Mission residents will not see their municipal tax rates rise this year if the proposed district budget passes as is.
Deputy treasurer/collector Kerri Onken presented the proposed 2014 budget for the District of Mission at Monday night’s city council meeting.
Keeping the municipal tax the same means Mission would retain its competitiveness compared with neighbouring municipalities. The district has the fourth lowest property taxes of 13 Lower Mainland communities, at an annual average of $2,839 per resident.
The proposed budget does include a two per cent increase in municipal utility rates, which cover services such as water, sewer and waste.
Protective services use the largest chunk of the $64.6 million budget, at one-fifth. Other major budget expenditures are engineering and public works at 12 per cent, water utility at 10 per cent, and recreation at nine.
Property taxes account for 48 per cent of district revenue; utility fees represent 22 per cent, while user fees and other revenue make up the remainder.
“The district has limited revenue opportunities under the community charter, and as you can see taxation is the major source of revenue,” said Onken.
The district is expecting an additional $472,000 to come in from new constructions.
At the centre of the proposed budget is an aggressive debt retirement strategy. In 2014 alone, the district plans to pay back $4.5 million, which represents a 33 per cent reduction in debt.
Meanwhile, district staff are busy storing up reserves for future operating and capital costs. The district plans to increase its reserve from the current level of around $40,000, to over $60,000 within four years.
There will be no reductions to community grants or funding for infrastructure.
Resident and former city councillor Danny Plecas raised the concern that without significant increases in revenue, the district may end up with a shortage for major projects and to cover increases in operational costs.
“It’s nice to have a zero tax increase, but are we going to hit the wall two years down the road?,” said Plecas. “What’s new on the books that you can foresee to help us move along and get more tax revenue from other than the property owner to offset some of those increased costs we see down the road?”
Councillor Dave Hensman replied that the district is operating on a “save and spend” principle.
“I’m of the philosophy, and I hope many people are as well, that the more we save, and the more frugal we are, the better off we’re going to be, especially in these uncertain economic times. So are we going to hit the wall? No, we’re not.
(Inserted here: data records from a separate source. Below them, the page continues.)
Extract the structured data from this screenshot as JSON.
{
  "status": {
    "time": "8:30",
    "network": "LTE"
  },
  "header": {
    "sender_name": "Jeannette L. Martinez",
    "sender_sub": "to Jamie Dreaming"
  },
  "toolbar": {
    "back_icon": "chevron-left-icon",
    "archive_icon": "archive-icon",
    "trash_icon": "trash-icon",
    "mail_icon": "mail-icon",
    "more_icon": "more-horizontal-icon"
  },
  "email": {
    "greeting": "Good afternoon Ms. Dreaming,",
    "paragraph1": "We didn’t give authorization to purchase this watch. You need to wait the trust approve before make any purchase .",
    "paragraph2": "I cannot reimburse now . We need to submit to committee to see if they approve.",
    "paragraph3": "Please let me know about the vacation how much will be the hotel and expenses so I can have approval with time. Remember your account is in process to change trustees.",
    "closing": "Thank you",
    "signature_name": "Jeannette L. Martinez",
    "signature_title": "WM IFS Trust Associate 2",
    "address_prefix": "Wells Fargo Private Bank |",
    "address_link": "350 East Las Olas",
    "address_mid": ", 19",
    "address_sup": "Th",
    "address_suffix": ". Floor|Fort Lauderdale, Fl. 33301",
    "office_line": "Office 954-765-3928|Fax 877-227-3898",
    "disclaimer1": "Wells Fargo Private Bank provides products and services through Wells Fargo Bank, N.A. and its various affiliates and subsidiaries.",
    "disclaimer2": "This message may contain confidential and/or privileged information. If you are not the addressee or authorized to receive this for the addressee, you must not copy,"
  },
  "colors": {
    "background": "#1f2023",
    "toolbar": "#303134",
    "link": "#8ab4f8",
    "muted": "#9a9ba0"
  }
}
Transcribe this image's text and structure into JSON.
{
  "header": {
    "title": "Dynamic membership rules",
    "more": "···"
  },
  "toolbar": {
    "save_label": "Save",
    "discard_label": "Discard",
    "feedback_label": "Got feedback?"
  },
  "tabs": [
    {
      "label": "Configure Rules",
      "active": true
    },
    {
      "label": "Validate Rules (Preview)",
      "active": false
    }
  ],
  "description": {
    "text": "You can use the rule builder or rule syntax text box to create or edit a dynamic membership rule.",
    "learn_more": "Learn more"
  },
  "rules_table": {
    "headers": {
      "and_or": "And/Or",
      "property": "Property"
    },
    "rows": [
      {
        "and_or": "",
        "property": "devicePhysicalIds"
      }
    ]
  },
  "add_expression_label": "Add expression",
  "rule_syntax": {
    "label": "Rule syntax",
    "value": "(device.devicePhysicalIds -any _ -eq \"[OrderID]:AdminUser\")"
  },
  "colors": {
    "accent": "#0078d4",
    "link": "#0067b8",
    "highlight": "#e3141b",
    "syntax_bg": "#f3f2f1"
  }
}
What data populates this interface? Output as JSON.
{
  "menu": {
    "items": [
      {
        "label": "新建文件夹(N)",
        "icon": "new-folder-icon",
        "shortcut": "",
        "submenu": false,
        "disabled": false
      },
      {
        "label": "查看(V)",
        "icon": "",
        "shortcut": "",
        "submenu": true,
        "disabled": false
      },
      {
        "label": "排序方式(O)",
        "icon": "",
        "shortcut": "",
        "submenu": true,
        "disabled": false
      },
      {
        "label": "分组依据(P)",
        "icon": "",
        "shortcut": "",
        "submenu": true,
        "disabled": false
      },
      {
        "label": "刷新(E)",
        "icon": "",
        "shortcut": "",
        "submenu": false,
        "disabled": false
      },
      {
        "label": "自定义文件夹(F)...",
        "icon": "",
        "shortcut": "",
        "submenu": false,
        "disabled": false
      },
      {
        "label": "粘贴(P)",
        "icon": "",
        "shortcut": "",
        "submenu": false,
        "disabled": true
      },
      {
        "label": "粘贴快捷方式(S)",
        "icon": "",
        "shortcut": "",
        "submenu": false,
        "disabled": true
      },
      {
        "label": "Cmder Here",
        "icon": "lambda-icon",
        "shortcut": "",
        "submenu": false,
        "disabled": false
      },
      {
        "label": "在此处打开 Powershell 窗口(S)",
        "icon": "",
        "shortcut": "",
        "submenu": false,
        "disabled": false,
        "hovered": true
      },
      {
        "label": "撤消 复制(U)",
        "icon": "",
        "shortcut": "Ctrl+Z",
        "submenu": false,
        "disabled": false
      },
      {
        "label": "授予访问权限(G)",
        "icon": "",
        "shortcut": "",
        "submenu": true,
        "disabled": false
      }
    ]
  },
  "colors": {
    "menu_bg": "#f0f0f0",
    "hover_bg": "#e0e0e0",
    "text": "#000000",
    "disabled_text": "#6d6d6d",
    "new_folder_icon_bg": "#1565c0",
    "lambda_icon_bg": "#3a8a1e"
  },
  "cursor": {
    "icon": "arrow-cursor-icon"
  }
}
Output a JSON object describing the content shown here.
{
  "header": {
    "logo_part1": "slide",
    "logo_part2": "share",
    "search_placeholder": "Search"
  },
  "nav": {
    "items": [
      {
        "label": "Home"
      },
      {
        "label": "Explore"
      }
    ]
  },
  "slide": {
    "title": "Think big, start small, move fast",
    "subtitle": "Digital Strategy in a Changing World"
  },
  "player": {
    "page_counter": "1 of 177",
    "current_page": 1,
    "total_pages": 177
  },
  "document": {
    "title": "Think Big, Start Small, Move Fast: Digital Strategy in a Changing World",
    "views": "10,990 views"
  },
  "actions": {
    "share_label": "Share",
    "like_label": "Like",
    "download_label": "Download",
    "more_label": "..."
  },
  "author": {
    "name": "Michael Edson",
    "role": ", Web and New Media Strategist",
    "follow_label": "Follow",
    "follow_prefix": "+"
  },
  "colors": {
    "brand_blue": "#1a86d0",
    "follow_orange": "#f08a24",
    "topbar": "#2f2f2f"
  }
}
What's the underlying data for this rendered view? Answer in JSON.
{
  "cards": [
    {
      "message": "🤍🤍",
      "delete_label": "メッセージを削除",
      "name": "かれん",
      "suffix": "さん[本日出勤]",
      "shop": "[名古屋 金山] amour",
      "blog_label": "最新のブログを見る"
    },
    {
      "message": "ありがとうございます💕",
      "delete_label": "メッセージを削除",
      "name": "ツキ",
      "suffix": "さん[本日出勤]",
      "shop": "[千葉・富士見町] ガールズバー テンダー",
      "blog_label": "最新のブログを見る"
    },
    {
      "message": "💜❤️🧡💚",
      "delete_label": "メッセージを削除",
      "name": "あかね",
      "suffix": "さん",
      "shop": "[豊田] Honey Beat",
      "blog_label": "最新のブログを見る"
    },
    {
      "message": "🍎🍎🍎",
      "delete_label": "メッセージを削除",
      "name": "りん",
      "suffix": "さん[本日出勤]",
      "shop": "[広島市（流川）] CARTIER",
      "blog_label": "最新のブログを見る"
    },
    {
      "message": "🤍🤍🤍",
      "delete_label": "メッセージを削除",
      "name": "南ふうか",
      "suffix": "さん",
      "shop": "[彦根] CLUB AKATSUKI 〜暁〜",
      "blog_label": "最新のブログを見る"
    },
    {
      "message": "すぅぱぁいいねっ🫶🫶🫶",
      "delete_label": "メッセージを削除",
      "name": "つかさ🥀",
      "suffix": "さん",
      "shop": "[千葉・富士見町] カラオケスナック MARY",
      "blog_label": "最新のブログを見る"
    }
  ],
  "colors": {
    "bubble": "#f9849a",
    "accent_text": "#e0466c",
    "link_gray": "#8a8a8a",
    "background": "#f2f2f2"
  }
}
We’re sustainably moving our community forward in a way that is both frugal, and yet dealing with the issues at hand.”
The proposed budget is available online at www.mission.ca. Public comments on the budget are due by Nov. 20, 2013 to email@example.com. Council will hold the final budget discussion on Dec. 2, and final adoption on Dec. 31.